Journalist Jennifer LeClaire said in a TechNewsWorld article that kids get used to too much “auditory and visual stimulation, and in the absence of these stimulations, they do not know what to do with themselves.”
Most kids and young adults living in the 21st century are addicted to technology.
“I cannot go more than 20 minutes without using my cell phone for either texting, games or the Internet,” said Kaitlyn Bruce, a sophomore news-editorial major at CU.
Psychologist Leah Klungness said in the TechNewsWorld article that “incessant exposure to ‘all day TV,’ violent video games, instant messaging and the always-accessible cell phone interferes with the development of the psychological traits known to be essential to positive outcomes for children.”
According to wired.com, now 48 percent of children ages 5 or younger know how to use a cell phone. These statistics have shot through the roof in just the past five years alone. My niece, who is only 3 years old, knows how to work both a desktop computer and her parents’ iTouch. This news is shockingly increasing with the years as technology becomes more progressive and accessible at any moment.
Some people believe that with the evolution of technology, the influence it has on children is only matched with the progression of digital media. With anything just one-click away, our society has become more impatient and also dependent on computers, phones, television and the like. Our society has progressed through technology; however, it has also stunted our personal growth at the same time.
“It turns out members of the multitasking generation pay a price for their digital lives on their report cards. Among the heaviest media users, about half get Cs or lower in school, while only a quarter of light users report bad grades,” according to an ABC News article.
While kids used to climb trees and make games out of sticks and rocks, they now stay inside and play video games for hours. Their imaginations are being diminished by technology. Digital media has made us dependent and therefore unable to think on our own.
All in all, technology is a useful tool if it is used right. But there are downsides—being connected all the time and always being instantly gratified can lead to a digital media addiction. Most people watch television, text on their phones and surf the Internet simultaneously. There is no way to survive in today’s world without technology; however, it is important for children not to become dependent on it in this new age of digitization.

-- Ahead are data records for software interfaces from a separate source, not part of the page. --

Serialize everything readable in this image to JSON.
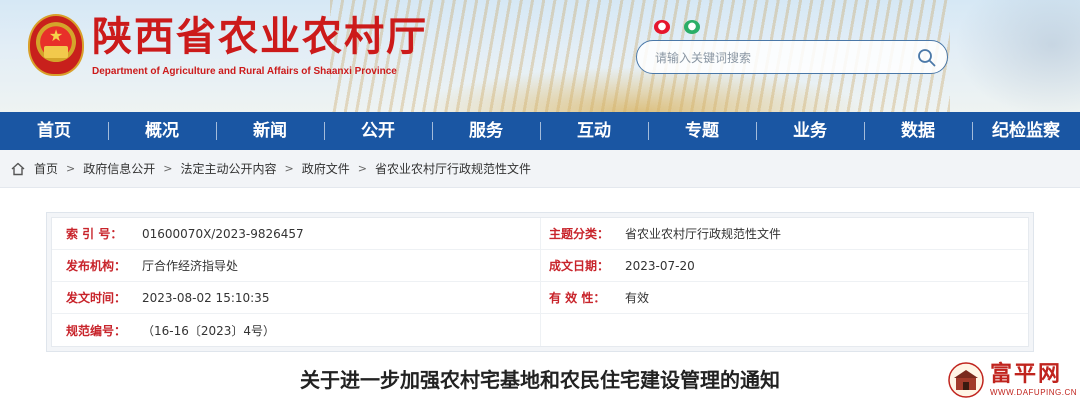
{
  "header": {
    "title": "陕西省农业农村厅",
    "subtitle": "Department of Agriculture and Rural Affairs of Shaanxi Province",
    "search_placeholder": "请输入关键词搜索",
    "social_icons": [
      "weibo-icon",
      "wechat-icon"
    ]
  },
  "nav": {
    "items": [
      "首页",
      "概况",
      "新闻",
      "公开",
      "服务",
      "互动",
      "专题",
      "业务",
      "数据",
      "纪检监察"
    ]
  },
  "breadcrumb": {
    "items": [
      "首页",
      "政府信息公开",
      "法定主动公开内容",
      "政府文件",
      "省农业农村厅行政规范性文件"
    ],
    "separator": ">"
  },
  "info": {
    "index_label": "索 引 号：",
    "index_value": "01600070X/2023-9826457",
    "subject_label": "主题分类：",
    "subject_value": "省农业农村厅行政规范性文件",
    "issuer_label": "发布机构：",
    "issuer_value": "厅合作经济指导处",
    "date_label": "成文日期：",
    "date_value": "2023-07-20",
    "time_label": "发文时间：",
    "time_value": "2023-08-02 15:10:35",
    "valid_label": "有 效 性：",
    "valid_value": "有效",
    "code_label": "规范编号：",
    "code_value": "（16-16〔2023〕4号）"
  },
  "article": {
    "title": "关于进一步加强农村宅基地和农民住宅建设管理的通知"
  },
  "watermark": {
    "text": "富平网",
    "url": "WWW.DAFUPING.CN"
  },
  "colors": {
    "nav_bg": "#1a56a3",
    "title_red": "#cc1a1a",
    "label_red": "#c8242b"
  }
}
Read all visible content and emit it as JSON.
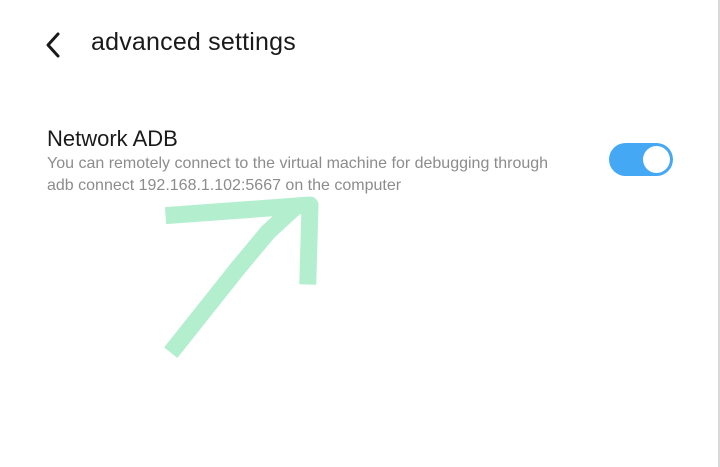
{
  "header": {
    "back_icon": "chevron-left-icon",
    "title": "advanced settings"
  },
  "network_adb": {
    "title": "Network ADB",
    "description": "You can remotely connect to the virtual machine for debugging through adb connect 192.168.1.102:5667 on the computer",
    "toggle_on": true,
    "toggle_color": "#45a8f5"
  },
  "annotation": {
    "type": "hand-drawn-arrow-icon",
    "color": "#b3efcf"
  }
}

Kids growing up in the 21st century have learned that digital media is necessary for everyday life. Not knowing any different, children automatically feel validated when they know how to use technology and continue to multitask various technologies for most of their days. There is no way to slow down the progression of technology in our society, so as long as kids understand the benefits and hazards of using technology it is still beneficial in everyday life.

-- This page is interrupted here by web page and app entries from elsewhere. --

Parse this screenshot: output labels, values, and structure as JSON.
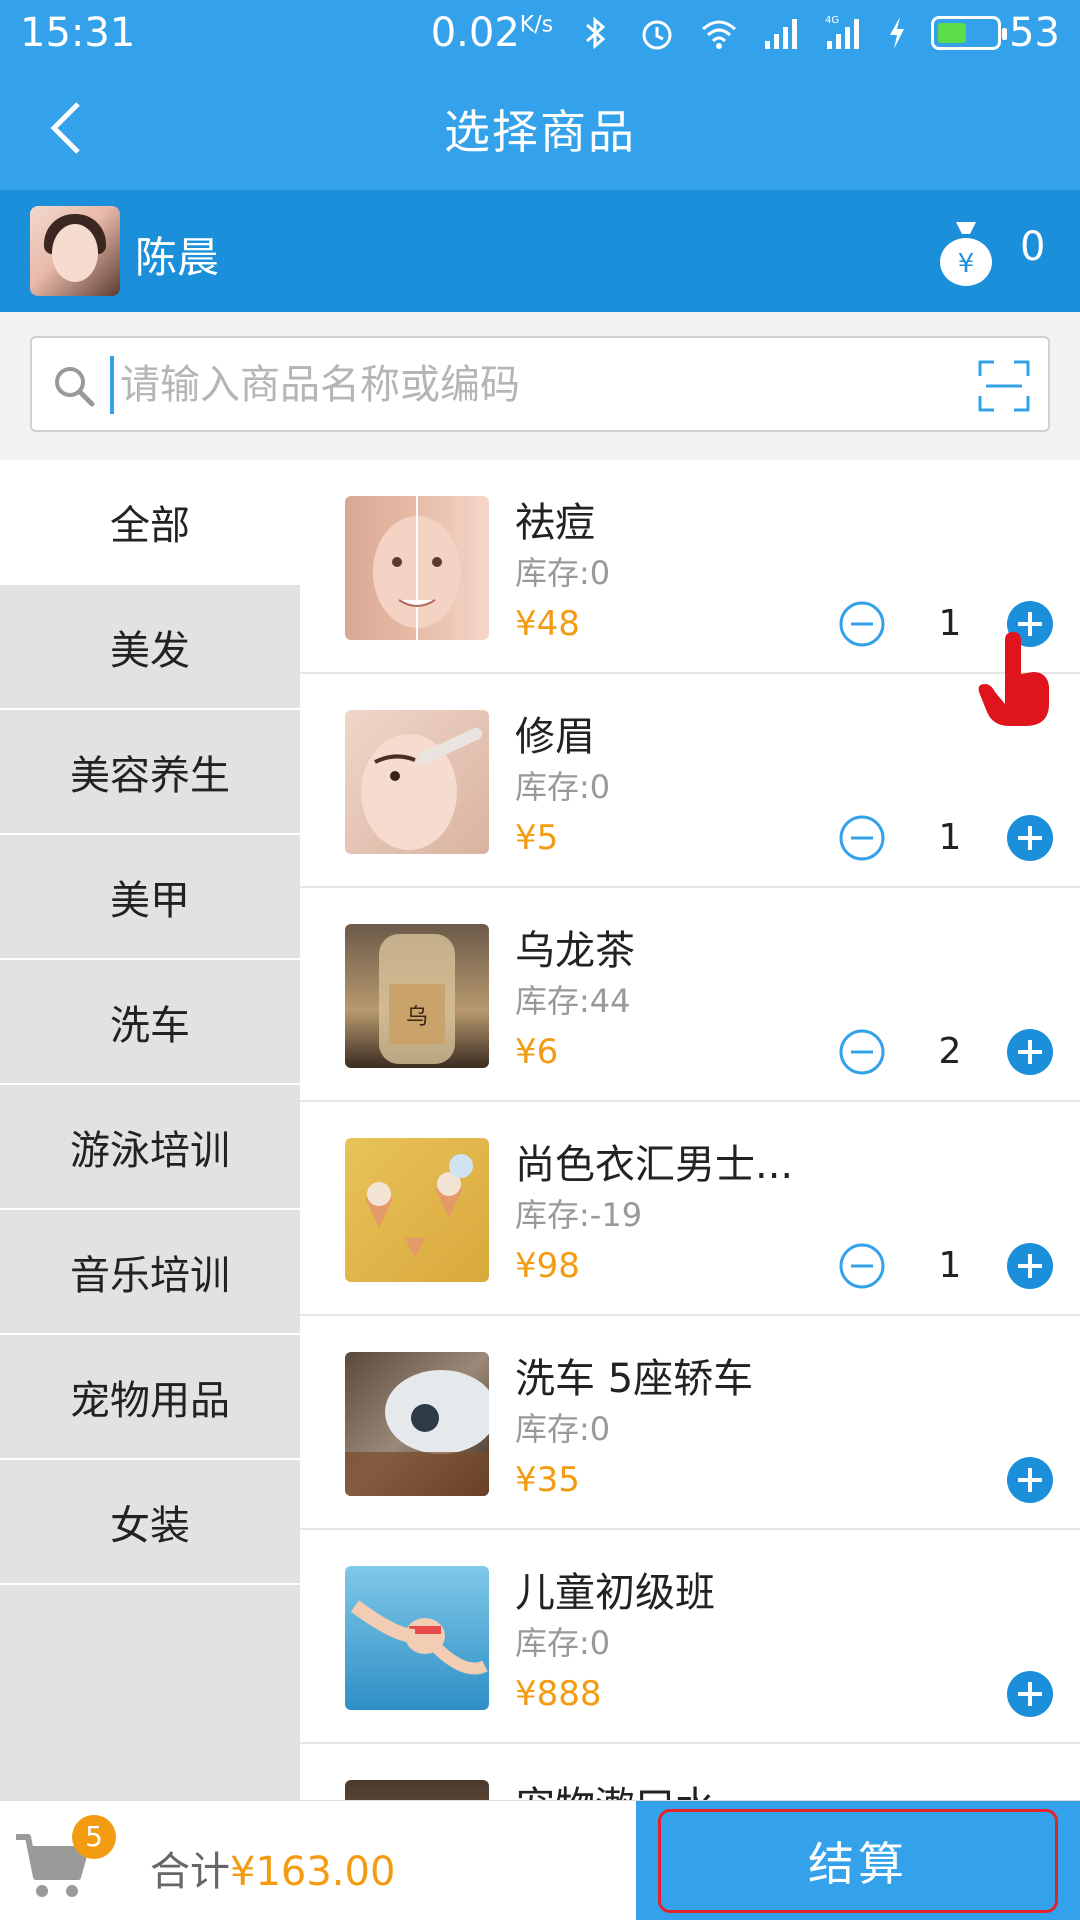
{
  "status_bar": {
    "time": "15:31",
    "speed": "0.02",
    "speed_unit": "K/s",
    "battery": "53",
    "battery_level": 0.53
  },
  "app_bar": {
    "title": "选择商品"
  },
  "user": {
    "name": "陈晨",
    "balance": "0"
  },
  "search": {
    "placeholder": "请输入商品名称或编码"
  },
  "categories": [
    "全部",
    "美发",
    "美容养生",
    "美甲",
    "洗车",
    "游泳培训",
    "音乐培训",
    "宠物用品",
    "女装"
  ],
  "active_category": "全部",
  "products": [
    {
      "name": "祛痘",
      "stock": "库存:0",
      "price": "¥48",
      "qty": "1"
    },
    {
      "name": "修眉",
      "stock": "库存:0",
      "price": "¥5",
      "qty": "1"
    },
    {
      "name": "乌龙茶",
      "stock": "库存:44",
      "price": "¥6",
      "qty": "2"
    },
    {
      "name": "尚色衣汇男士...",
      "stock": "库存:-19",
      "price": "¥98",
      "qty": "1"
    },
    {
      "name": "洗车 5座轿车",
      "stock": "库存:0",
      "price": "¥35",
      "qty": ""
    },
    {
      "name": "儿童初级班",
      "stock": "库存:0",
      "price": "¥888",
      "qty": ""
    },
    {
      "name": "宠物漱口水",
      "stock": "",
      "price": "",
      "qty": ""
    }
  ],
  "cart": {
    "count": "5",
    "total_label": "合计",
    "total_value": "¥163.00",
    "checkout_label": "结算"
  },
  "colors": {
    "primary": "#33a2ea",
    "user_bar": "#1b8fd9",
    "price": "#f39c12",
    "highlight": "#e2242a"
  }
}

Contact CU Independent Staff Writer Alexia Bouttier at Alexia.firstname.lastname@example.org.